Atlanta, GA

Mobile, AL

New Orleans, LA

and then…..Austin, TX

(If you are along this route and are a couchsurfer, let me know!)

The countdown begins….

We have 88 days before our scheduled departure date of September 1.  In between now and mid July, we hope to get a majority of our equipment together, start fundraising, and go on a couple of trial long-distance trips to Mt. Vernon and Harpers Ferry.

So exciting!!!  Mosquitos and crocodiles of the bayou – bring it on!  Austin, here we come!

New York, New York
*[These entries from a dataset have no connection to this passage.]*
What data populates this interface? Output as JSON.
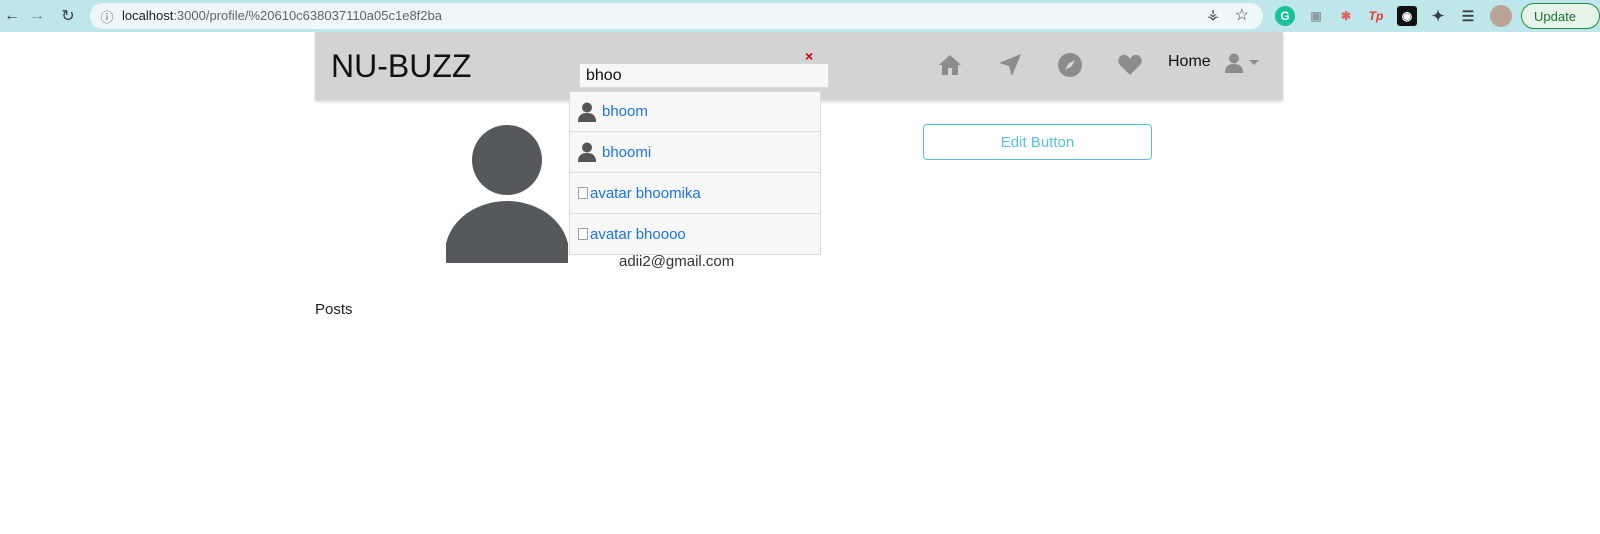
{
  "browser": {
    "url_host": "localhost",
    "url_rest": ":3000/profile/%20610c638037110a05c1e8f2ba",
    "update_label": "Update",
    "icons": [
      "back-icon",
      "forward-icon",
      "reload-icon",
      "info-icon",
      "key-icon",
      "star-icon",
      "grammarly-icon",
      "extension-icon",
      "tp-icon",
      "github-icon",
      "puzzle-icon",
      "media-icon",
      "profile-avatar-icon"
    ]
  },
  "navbar": {
    "brand": "NU-BUZZ",
    "search_value": "bhoo",
    "clear_symbol": "×",
    "home_label": "Home",
    "icons": [
      "home-icon",
      "send-icon",
      "explore-icon",
      "heart-icon",
      "user-icon",
      "caret-down-icon"
    ],
    "background": "#d3d3d3"
  },
  "search_results": [
    {
      "name": "bhoom",
      "avatar": "person-icon"
    },
    {
      "name": "bhoomi",
      "avatar": "person-icon"
    },
    {
      "name": "bhoomika",
      "avatar_alt": "avatar"
    },
    {
      "name": "bhoooo",
      "avatar_alt": "avatar"
    }
  ],
  "profile": {
    "email": "adii2@gmail.com",
    "edit_label": "Edit Button",
    "posts_label": "Posts"
  },
  "colors": {
    "link": "#1a73e8",
    "edit_button": "#5bc0de",
    "clear_x": "#d0021b"
  }
}
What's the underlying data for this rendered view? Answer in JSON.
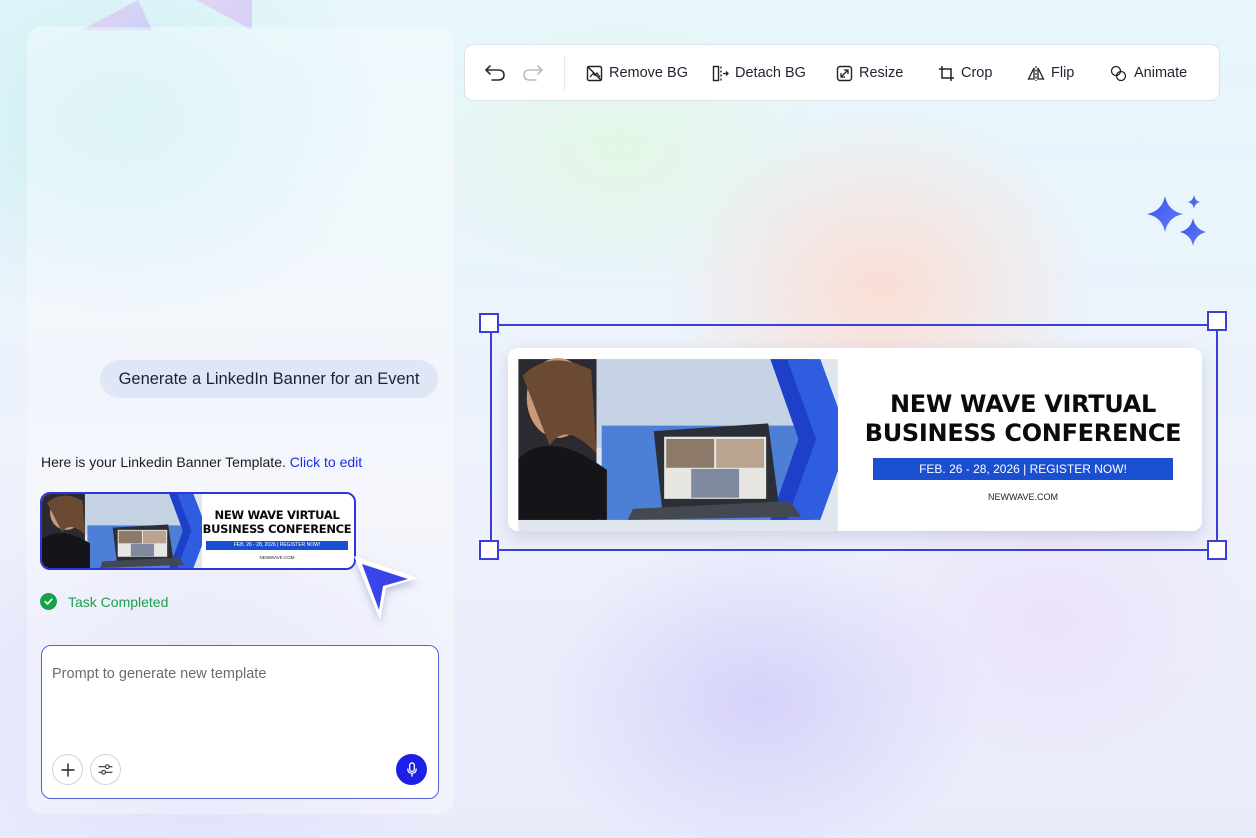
{
  "chat": {
    "user_message": "Generate a LinkedIn Banner for an Event",
    "bot_message_prefix": "Here is your Linkedin Banner Template.",
    "bot_message_link": "Click to edit",
    "task_status": "Task Completed",
    "prompt_placeholder": "Prompt to generate new template"
  },
  "toolbar": {
    "remove_bg": "Remove BG",
    "detach_bg": "Detach BG",
    "resize": "Resize",
    "crop": "Crop",
    "flip": "Flip",
    "animate": "Animate"
  },
  "banner": {
    "title_line1": "NEW WAVE VIRTUAL",
    "title_line2": "BUSINESS CONFERENCE",
    "strip_text": "FEB. 26 - 28, 2026   |   REGISTER NOW!",
    "thumb_strip_text": "FEB. 26 - 28, 2026   |   REGISTER NOW!",
    "website": "NEWWAVE.COM"
  },
  "colors": {
    "accent": "#1c1fe6",
    "selection": "#3b3fd8",
    "banner_blue": "#1a4fd2",
    "success": "#17a24a"
  }
}
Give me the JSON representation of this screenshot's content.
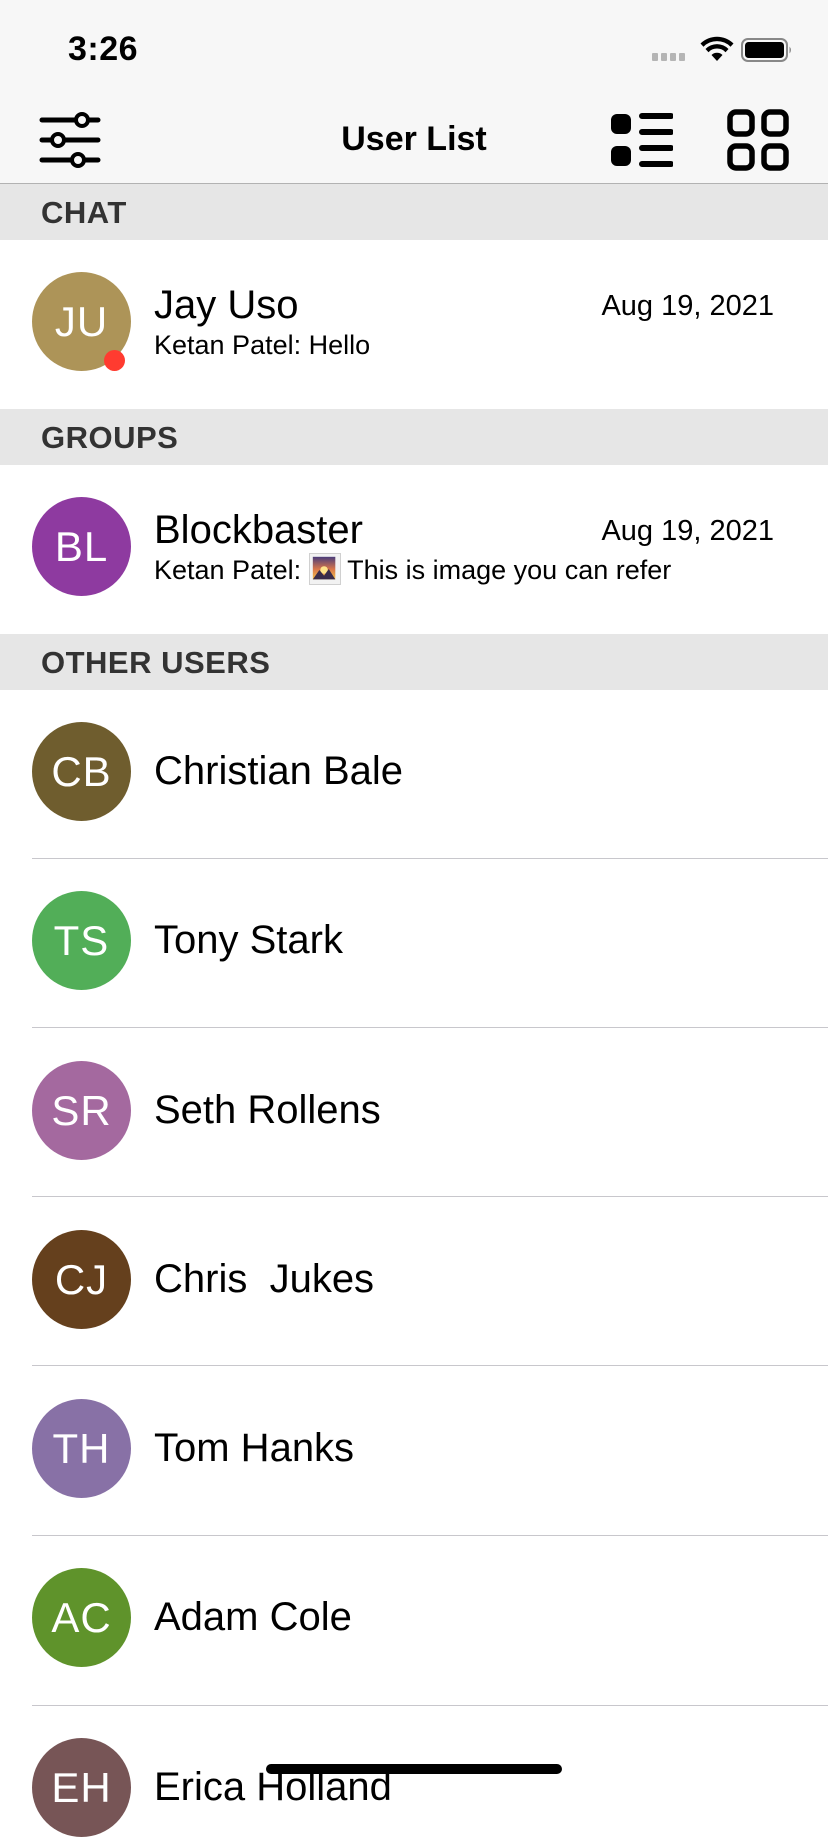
{
  "status_bar": {
    "time": "3:26",
    "icons": [
      "cellular-signal-icon",
      "wifi-icon",
      "battery-icon"
    ]
  },
  "nav": {
    "title": "User List",
    "left_icon": "filter-sliders-icon",
    "right_icons": [
      "list-view-icon",
      "grid-view-icon"
    ]
  },
  "sections": {
    "chat": "CHAT",
    "groups": "GROUPS",
    "other_users": "OTHER USERS"
  },
  "chats": [
    {
      "initials": "JU",
      "name": "Jay Uso",
      "date": "Aug 19, 2021",
      "preview_sender": "Ketan Patel:",
      "preview_text": "Hello",
      "online": true,
      "color": "#ad9458"
    }
  ],
  "groups": [
    {
      "initials": "BL",
      "name": "Blockbaster",
      "date": "Aug 19, 2021",
      "preview_sender": "Ketan Patel:",
      "preview_icon": "image-thumbnail-icon",
      "preview_text": "This is image you can refer",
      "color": "#8e3aa0"
    }
  ],
  "other_users": [
    {
      "initials": "CB",
      "name": "Christian Bale",
      "color": "#6f5d2e"
    },
    {
      "initials": "TS",
      "name": "Tony Stark",
      "color": "#52ae58"
    },
    {
      "initials": "SR",
      "name": "Seth Rollens",
      "color": "#a4699f"
    },
    {
      "initials": "CJ",
      "name": "Chris  Jukes",
      "color": "#65401d"
    },
    {
      "initials": "TH",
      "name": "Tom Hanks",
      "color": "#8871a6"
    },
    {
      "initials": "AC",
      "name": "Adam Cole",
      "color": "#5f932b"
    },
    {
      "initials": "EH",
      "name": "Erica Holland",
      "color": "#775556"
    }
  ]
}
For my 24-hour trip to New York, one conclusion is clear: I held on to a misconception.  After my two previous experiences in New York (both coincidentally also 24 hours or less),  I had previously compared NYC to the Buenos Aires of North America -chaotic, dirty, and overwhelming.  Perhaps is was because I had only been to the tourist center or that I spent them chasing after my friends who had a definite plan of the day’s activities.  Nonetheless, from the masses of people who passed me on the sidewalks, I had found Central Park to be the refuge for one to not be yelled at for stopping to tie a shoe or just admiring your surroundings.

This time, my friends and I had no plan but to eat brunch.  We found a small French cafe in Soho, from which we ventured to an art gallery containing works of Picasso and Matisse.  Cars still honked.  People still crowded intersections.  Despite it all, I enjoyed being able to see the sky without tilting my head to an unhealthy degree for my spine.  At night, we went to a bar where a man just gave our table of 7 girls 2 boxes of his leftover pizza.  Yum.

After a few drinks, I left the city catching Megabus at 1:15 am.  As I watched the skyscrapers that before gave me a sense of claustrophobia pass in the skylight,  I couldn’t help but think, “I’m sorry, New York.  I love you, and  I will be back soon -this time for an entire weekend.”